- This theory states that evolution occurs through many small changes of the populations of species and that any new species that are created don’t happen instantly and suddenly.
Cool Stuff About Charles Darwin:
- Darwin Ate An Owl Once:
- While he was at Cambridge University, he joined a club called the, “Gourmet Club.” This club’s purpose was to meet once a week and eat animals you can’t typically find on a standard restaurant menu.
- Darwin Didn’t Come Up With The Phrase: “Survival of the Fittest”
- Herbert Spencer, a contemporary and philosopher of Darwin came up with the phrase. Spencer wrote Principles of Biology in 1864 and came up with this phrase as he extended Darwin’s Theory of Natural Selection into his text.
- Darwin Played A LOT of Backgammon!
- Once Darwin returned from his voyage to South America and other parts of the world, he developed a lifelong sickness that kept him in bed for long periods of time.

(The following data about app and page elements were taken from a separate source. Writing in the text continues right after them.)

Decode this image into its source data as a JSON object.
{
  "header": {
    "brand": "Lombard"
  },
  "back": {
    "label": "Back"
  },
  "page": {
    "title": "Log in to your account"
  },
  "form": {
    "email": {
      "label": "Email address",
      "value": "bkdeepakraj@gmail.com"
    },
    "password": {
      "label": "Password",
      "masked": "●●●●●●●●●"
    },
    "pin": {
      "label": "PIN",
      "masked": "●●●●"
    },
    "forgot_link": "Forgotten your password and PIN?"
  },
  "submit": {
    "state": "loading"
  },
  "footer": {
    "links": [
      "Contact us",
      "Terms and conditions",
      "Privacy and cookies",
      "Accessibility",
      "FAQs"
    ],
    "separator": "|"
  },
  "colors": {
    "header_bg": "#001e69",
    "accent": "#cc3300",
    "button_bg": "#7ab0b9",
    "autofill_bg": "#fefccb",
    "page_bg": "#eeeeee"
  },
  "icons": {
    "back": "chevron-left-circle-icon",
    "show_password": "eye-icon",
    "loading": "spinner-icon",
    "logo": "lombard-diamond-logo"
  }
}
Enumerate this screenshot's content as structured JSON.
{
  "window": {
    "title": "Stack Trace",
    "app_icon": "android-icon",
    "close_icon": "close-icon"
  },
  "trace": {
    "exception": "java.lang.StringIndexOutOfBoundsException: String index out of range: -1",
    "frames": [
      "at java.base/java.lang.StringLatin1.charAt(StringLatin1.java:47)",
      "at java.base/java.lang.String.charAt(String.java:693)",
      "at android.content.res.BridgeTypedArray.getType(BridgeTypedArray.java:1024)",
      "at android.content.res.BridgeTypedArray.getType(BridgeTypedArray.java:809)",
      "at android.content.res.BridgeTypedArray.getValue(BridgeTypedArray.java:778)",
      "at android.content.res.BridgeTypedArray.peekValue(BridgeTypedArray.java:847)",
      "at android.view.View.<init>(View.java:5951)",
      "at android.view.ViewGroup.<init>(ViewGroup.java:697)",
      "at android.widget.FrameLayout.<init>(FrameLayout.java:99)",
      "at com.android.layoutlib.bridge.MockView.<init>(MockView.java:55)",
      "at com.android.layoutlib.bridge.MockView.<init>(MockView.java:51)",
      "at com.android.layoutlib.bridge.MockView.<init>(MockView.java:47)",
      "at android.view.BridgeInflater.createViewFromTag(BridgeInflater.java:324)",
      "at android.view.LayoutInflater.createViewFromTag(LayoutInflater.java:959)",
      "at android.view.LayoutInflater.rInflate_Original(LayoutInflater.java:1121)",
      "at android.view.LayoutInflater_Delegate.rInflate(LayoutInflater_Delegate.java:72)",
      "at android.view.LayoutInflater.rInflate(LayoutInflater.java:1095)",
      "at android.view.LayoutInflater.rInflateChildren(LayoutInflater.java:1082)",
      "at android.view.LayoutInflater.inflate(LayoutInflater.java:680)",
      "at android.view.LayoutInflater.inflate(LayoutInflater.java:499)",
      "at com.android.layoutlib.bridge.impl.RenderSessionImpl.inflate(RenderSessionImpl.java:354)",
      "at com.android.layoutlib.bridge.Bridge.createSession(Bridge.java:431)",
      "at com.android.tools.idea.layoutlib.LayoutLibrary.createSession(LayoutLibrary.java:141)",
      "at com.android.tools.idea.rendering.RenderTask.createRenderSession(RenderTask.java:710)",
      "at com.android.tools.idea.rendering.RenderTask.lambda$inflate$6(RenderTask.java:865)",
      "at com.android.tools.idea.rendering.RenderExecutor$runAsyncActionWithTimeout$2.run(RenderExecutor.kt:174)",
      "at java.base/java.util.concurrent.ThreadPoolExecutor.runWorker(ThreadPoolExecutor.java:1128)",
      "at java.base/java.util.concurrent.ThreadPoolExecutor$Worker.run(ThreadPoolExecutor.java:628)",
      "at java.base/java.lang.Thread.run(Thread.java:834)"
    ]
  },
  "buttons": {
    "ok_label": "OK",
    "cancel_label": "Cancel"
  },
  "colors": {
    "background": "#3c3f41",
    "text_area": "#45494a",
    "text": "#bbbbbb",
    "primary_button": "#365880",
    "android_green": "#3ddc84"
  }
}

To help alleviate the symptoms of his illness, he developed a very strict daily schedule where he would play backgammon every single night between 8 and 8:30 p.m. He kept the score of every game he played for many years after he got ill.
- Darwin Married His 1st Cousin:
- The two married each other and actually kept their marriage going for over 40 years! (Wish you could say that about marriages today) Darwin actually wrote a list of pros and cons to marrying Emma Wedgewood, of which the original document is available from this website:
"10 Fun Facts About Charles Darwin." Neatorama. 4 Dec. 2008. Web. 24 May 2012. <http://www.neatorama.com/2008/12/04/10-fun-facts-about-charles-darwin/>.
"Charles Darwin & Evolution." Charles Darwin & Evolution. Christ's College. Web. 24 May 2012. <http://www.christs.cam.ac.uk/darwin200/pages/index.php?page_id=c9>.
"Charles Darwin: A Centennial Tribute | NCSE." Charles Darwin: A Centennial Tribute | NCSE. National Science Center for Education. Web. 24 May 2012. <http://ncse.com/cej/3/2/charles-darwin-centennial-tribute>.
"Charles Darwin History." BBC News. BBC. Web. 24 May 2012. <http://www.bbc.co.uk/history/historic_figures/darwin_charles.shtml>.
"Darwin: Who Wants to Live a Million Years?: Science Channel." The Science Channel. Discovery Communications LLC, 2012. Web. 23 May 2012. <http://science.discovery.com/interactives/literacy/darwin/darwin.html>.
"Darwin's Theory Of Evolution." Darwin's Theory Of Evolution. AllAboutScience.org. Web. 24 May 2012. <http://www.darwins-theory-of-evolution.com/>.
"Early Theories of Evolution: Darwin and Natural Selection." Early Theories of Evolution: Darwin and Natural Selection. 23 Feb. 2012. Web. 24 May 2012. <http://anthro.palomar.edu/evolve/evolve_2.htm>.